Background: Ischemia-reperfusion injury (I/R) strongly affects the prognosis of children with complicated congenital heart diseases (CHDs) who undergo long-term cardiac surgical processes. Recently, the α2-adrenergic receptor agonist Dexmedetomidine (Dex) has been reported to protect cardiomyocytes (CMs) from I/R in cellular models and adult rodent models. However, whether and how Dex may protect human CMs in young children remains largely unknown.
Methods and Results: Human ventricular tissue from tetralogy of Fallot (TOF) patients and CMs derived from human-induced pluripotent stem cells (iPSC-CMs) were used to assess whether and how Dex protects human CMs from I/R. The results showed that when pretreated with Dex, the apoptosis marker-TUNEL and cleaved caspase 3 in the ventricular tissue were significantly reduced. In addition, the autophagy marker LC3II was significantly increased compared with that of the control group. When exposed to the hypoxia/reoxygenation process, iPSC-CMs pretreated with Dex also showed reduced TUNEL and cleaved caspase 3 and increased LC3II. When the autophagy inhibitor (3-methyladenine, 3-MA) was applied to the iPSC-CMs, the protective effect of Dex on the CMs was largely blocked.

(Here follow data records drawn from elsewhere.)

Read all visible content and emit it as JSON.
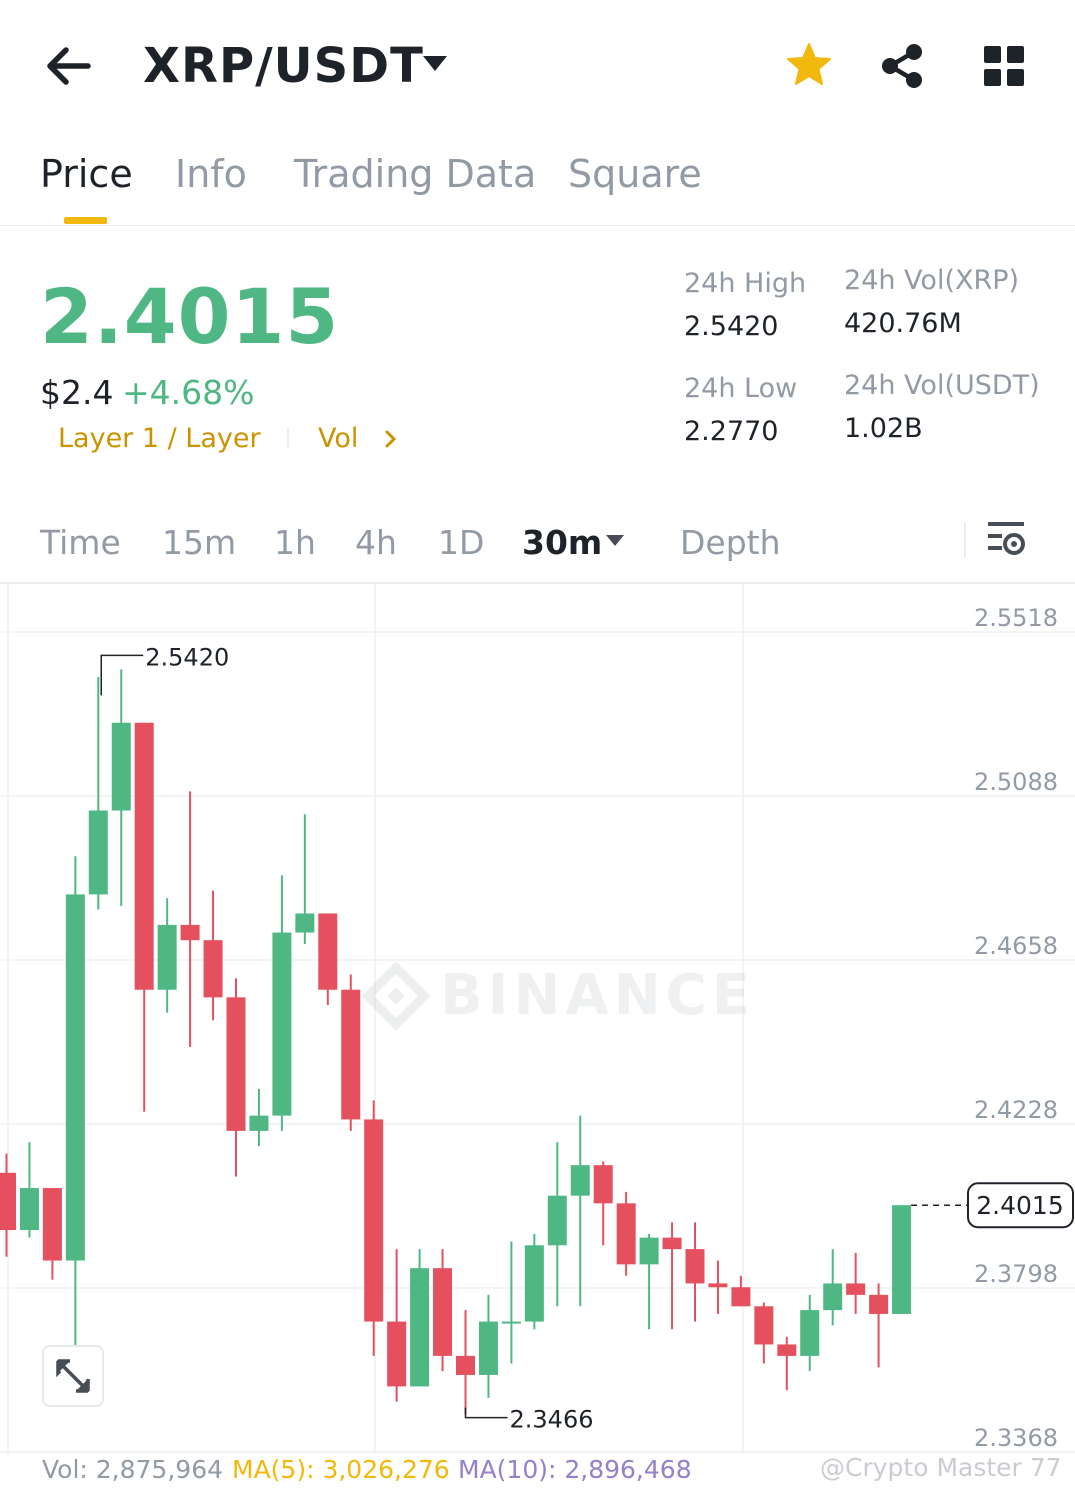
{
  "header": {
    "pair": "XRP/USDT",
    "icons": [
      "back-arrow-icon",
      "caret-down-icon",
      "star-icon",
      "share-icon",
      "grid-icon"
    ],
    "star_color": "#f0b90b"
  },
  "tabs": [
    {
      "label": "Price",
      "active": true
    },
    {
      "label": "Info",
      "active": false
    },
    {
      "label": "Trading Data",
      "active": false
    },
    {
      "label": "Square",
      "active": false
    }
  ],
  "price": {
    "last": "2.4015",
    "usd": "$2.4",
    "change": "+4.68%",
    "tag_layer": "Layer 1 / Layer",
    "tag_vol": "Vol",
    "up_color": "#4fb783",
    "down_color": "#e5505f",
    "tag_color": "#c99400"
  },
  "stats": {
    "high_label": "24h High",
    "high": "2.5420",
    "low_label": "24h Low",
    "low": "2.2770",
    "vol_xrp_label": "24h Vol(XRP)",
    "vol_xrp": "420.76M",
    "vol_usdt_label": "24h Vol(USDT)",
    "vol_usdt": "1.02B"
  },
  "intervals": [
    {
      "label": "Time",
      "active": false
    },
    {
      "label": "15m",
      "active": false
    },
    {
      "label": "1h",
      "active": false
    },
    {
      "label": "4h",
      "active": false
    },
    {
      "label": "1D",
      "active": false
    },
    {
      "label": "30m",
      "active": true
    },
    {
      "label": "Depth",
      "active": false
    }
  ],
  "chart_data": {
    "type": "candlestick",
    "y_ticks": [
      "2.5518",
      "2.5088",
      "2.4658",
      "2.4228",
      "2.3798",
      "2.3368"
    ],
    "ylim": [
      2.3368,
      2.5518
    ],
    "current_price": "2.4015",
    "annotation_high": "2.5420",
    "annotation_low": "2.3466",
    "watermark": "BINANCE",
    "candles": [
      {
        "o": 2.41,
        "h": 2.415,
        "l": 2.388,
        "c": 2.395
      },
      {
        "o": 2.395,
        "h": 2.418,
        "l": 2.393,
        "c": 2.406
      },
      {
        "o": 2.406,
        "h": 2.406,
        "l": 2.382,
        "c": 2.387
      },
      {
        "o": 2.387,
        "h": 2.493,
        "l": 2.357,
        "c": 2.483
      },
      {
        "o": 2.483,
        "h": 2.54,
        "l": 2.479,
        "c": 2.505
      },
      {
        "o": 2.505,
        "h": 2.542,
        "l": 2.48,
        "c": 2.528
      },
      {
        "o": 2.528,
        "h": 2.528,
        "l": 2.426,
        "c": 2.458
      },
      {
        "o": 2.458,
        "h": 2.482,
        "l": 2.452,
        "c": 2.475
      },
      {
        "o": 2.475,
        "h": 2.51,
        "l": 2.443,
        "c": 2.471
      },
      {
        "o": 2.471,
        "h": 2.484,
        "l": 2.45,
        "c": 2.456
      },
      {
        "o": 2.456,
        "h": 2.461,
        "l": 2.409,
        "c": 2.421
      },
      {
        "o": 2.421,
        "h": 2.432,
        "l": 2.417,
        "c": 2.425
      },
      {
        "o": 2.425,
        "h": 2.488,
        "l": 2.421,
        "c": 2.473
      },
      {
        "o": 2.473,
        "h": 2.504,
        "l": 2.47,
        "c": 2.478
      },
      {
        "o": 2.478,
        "h": 2.478,
        "l": 2.454,
        "c": 2.458
      },
      {
        "o": 2.458,
        "h": 2.462,
        "l": 2.421,
        "c": 2.424
      },
      {
        "o": 2.424,
        "h": 2.429,
        "l": 2.362,
        "c": 2.371
      },
      {
        "o": 2.371,
        "h": 2.39,
        "l": 2.35,
        "c": 2.354
      },
      {
        "o": 2.354,
        "h": 2.39,
        "l": 2.354,
        "c": 2.385
      },
      {
        "o": 2.385,
        "h": 2.39,
        "l": 2.358,
        "c": 2.362
      },
      {
        "o": 2.362,
        "h": 2.374,
        "l": 2.3466,
        "c": 2.357
      },
      {
        "o": 2.357,
        "h": 2.378,
        "l": 2.351,
        "c": 2.371
      },
      {
        "o": 2.371,
        "h": 2.392,
        "l": 2.36,
        "c": 2.371
      },
      {
        "o": 2.371,
        "h": 2.394,
        "l": 2.369,
        "c": 2.391
      },
      {
        "o": 2.391,
        "h": 2.418,
        "l": 2.375,
        "c": 2.404
      },
      {
        "o": 2.404,
        "h": 2.425,
        "l": 2.375,
        "c": 2.412
      },
      {
        "o": 2.412,
        "h": 2.413,
        "l": 2.391,
        "c": 2.402
      },
      {
        "o": 2.402,
        "h": 2.405,
        "l": 2.383,
        "c": 2.386
      },
      {
        "o": 2.386,
        "h": 2.394,
        "l": 2.369,
        "c": 2.393
      },
      {
        "o": 2.393,
        "h": 2.397,
        "l": 2.369,
        "c": 2.39
      },
      {
        "o": 2.39,
        "h": 2.397,
        "l": 2.371,
        "c": 2.381
      },
      {
        "o": 2.381,
        "h": 2.387,
        "l": 2.373,
        "c": 2.38
      },
      {
        "o": 2.38,
        "h": 2.383,
        "l": 2.375,
        "c": 2.375
      },
      {
        "o": 2.375,
        "h": 2.376,
        "l": 2.36,
        "c": 2.365
      },
      {
        "o": 2.365,
        "h": 2.367,
        "l": 2.353,
        "c": 2.362
      },
      {
        "o": 2.362,
        "h": 2.378,
        "l": 2.358,
        "c": 2.374
      },
      {
        "o": 2.374,
        "h": 2.39,
        "l": 2.37,
        "c": 2.381
      },
      {
        "o": 2.381,
        "h": 2.389,
        "l": 2.373,
        "c": 2.378
      },
      {
        "o": 2.378,
        "h": 2.381,
        "l": 2.359,
        "c": 2.373
      },
      {
        "o": 2.373,
        "h": 2.4015,
        "l": 2.373,
        "c": 2.4015
      }
    ]
  },
  "volume": {
    "vol": "Vol: 2,875,964",
    "ma5": "MA(5): 3,026,276",
    "ma10": "MA(10): 2,896,468",
    "vol_color": "#929aa5",
    "ma5_color": "#f0b90b",
    "ma10_color": "#9680c8"
  },
  "watermark_text": "@Crypto Master 77"
}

In addition, when the fusion of autophagosomes with lysosomes was blocked by Bafilomycin A1, the degradation of p62 induced by Dex during the autophagy process was suspended. Moreover, when pretreated with Dex, both the human ventricle and the iPSC-CMs expressed more AMP-activated protein kinase (AMPK) and phospho AMPK (pAMPK) during the I/R process. After AMPK knockout or the use of an α2-adrenergic receptor antagonist-yohimbine, the protection of Dex and its enhancement of autophagy were inhibited.

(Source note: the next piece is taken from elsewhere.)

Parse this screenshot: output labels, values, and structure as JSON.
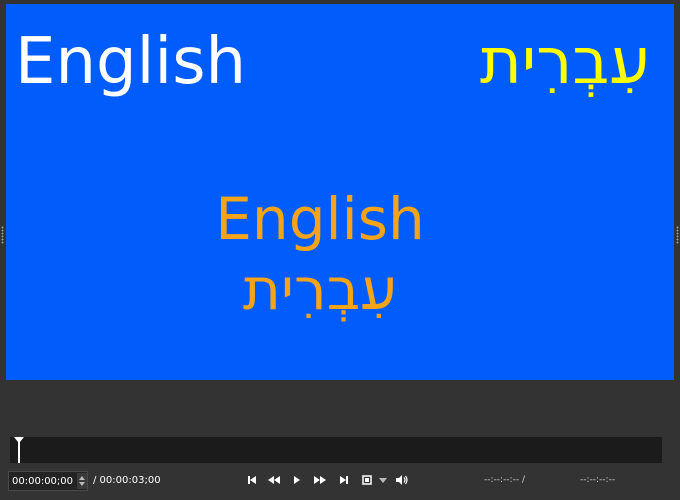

Conclusion: Dex protects young human CMs from I/R injury, and α2-adrenergic receptor/AMPK-dependent autophagy plays an important role during this process. Dex may have a therapeutic effect for children with CHD who undergo long-term cardiac surgical processes.